- Information provided
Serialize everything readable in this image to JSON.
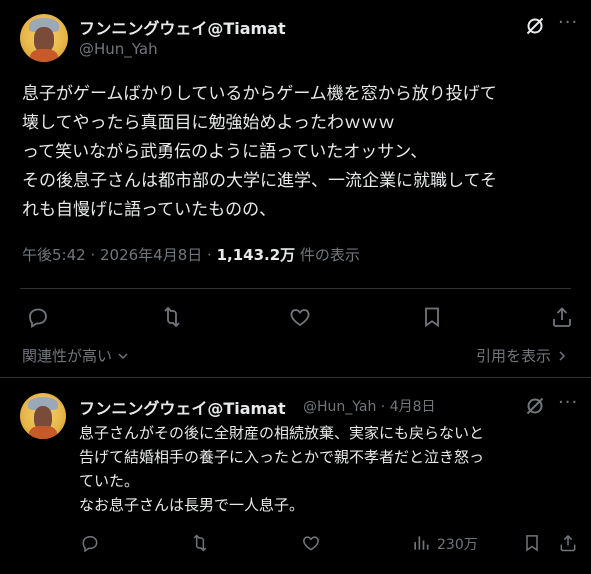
{
  "main_tweet": {
    "author_name": "フンニングウェイ@Tiamat",
    "author_handle": "@Hun_Yah",
    "text_lines": [
      "息子がゲームばかりしているからゲーム機を窓から放り投げて",
      "壊してやったら真面目に勉強始めよったわｗｗｗ",
      "って笑いながら武勇伝のように語っていたオッサン、",
      "その後息子さんは都市部の大学に進学、一流企業に就職してそ",
      "れも自慢げに語っていたものの、"
    ],
    "time": "午後5:42 · 2026年4月8日 · ",
    "views_count": "1,143.2万",
    "views_label": " 件の表示",
    "sort_label": "関連性が高い",
    "quotes_label": "引用を表示"
  },
  "reply": {
    "author_name": "フンニングウェイ@Tiamat",
    "author_handle_date": "@Hun_Yah · 4月8日",
    "text_lines": [
      "息子さんがその後に全財産の相続放棄、実家にも戻らないと",
      "告げて結婚相手の養子に入ったとかで親不孝者だと泣き怒っ",
      "ていた。",
      "なお息子さんは長男で一人息子。"
    ],
    "views": "230万"
  },
  "icons": {
    "grok": "grok-icon",
    "more": "more-icon",
    "reply": "reply-icon",
    "retweet": "retweet-icon",
    "like": "like-icon",
    "bookmark": "bookmark-icon",
    "share": "share-icon",
    "views": "views-icon"
  },
  "colors": {
    "background": "#000000",
    "text": "#e7e9ea",
    "secondary": "#71767b",
    "divider": "#2f3336"
  }
}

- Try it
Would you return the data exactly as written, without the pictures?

- Solution for this task
Serialize everything readable in this image to JSON.
{
  "main_tweet": {
    "author_name": "フンニングウェイ@Tiamat",
    "author_handle": "@Hun_Yah",
    "text_lines": [
      "息子がゲームばかりしているからゲーム機を窓から放り投げて",
      "壊してやったら真面目に勉強始めよったわｗｗｗ",
      "って笑いながら武勇伝のように語っていたオッサン、",
      "その後息子さんは都市部の大学に進学、一流企業に就職してそ",
      "れも自慢げに語っていたものの、"
    ],
    "time": "午後5:42 · 2026年4月8日 · ",
    "views_count": "1,143.2万",
    "views_label": " 件の表示",
    "sort_label": "関連性が高い",
    "quotes_label": "引用を表示"
  },
  "reply": {
    "author_name": "フンニングウェイ@Tiamat",
    "author_handle_date": "@Hun_Yah · 4月8日",
    "text_lines": [
      "息子さんがその後に全財産の相続放棄、実家にも戻らないと",
      "告げて結婚相手の養子に入ったとかで親不孝者だと泣き怒っ",
      "ていた。",
      "なお息子さんは長男で一人息子。"
    ],
    "views": "230万"
  },
  "icons": {
    "grok": "grok-icon",
    "more": "more-icon",
    "reply": "reply-icon",
    "retweet": "retweet-icon",
    "like": "like-icon",
    "bookmark": "bookmark-icon",
    "share": "share-icon",
    "views": "views-icon"
  },
  "colors": {
    "background": "#000000",
    "text": "#e7e9ea",
    "secondary": "#71767b",
    "divider": "#2f3336"
  }
}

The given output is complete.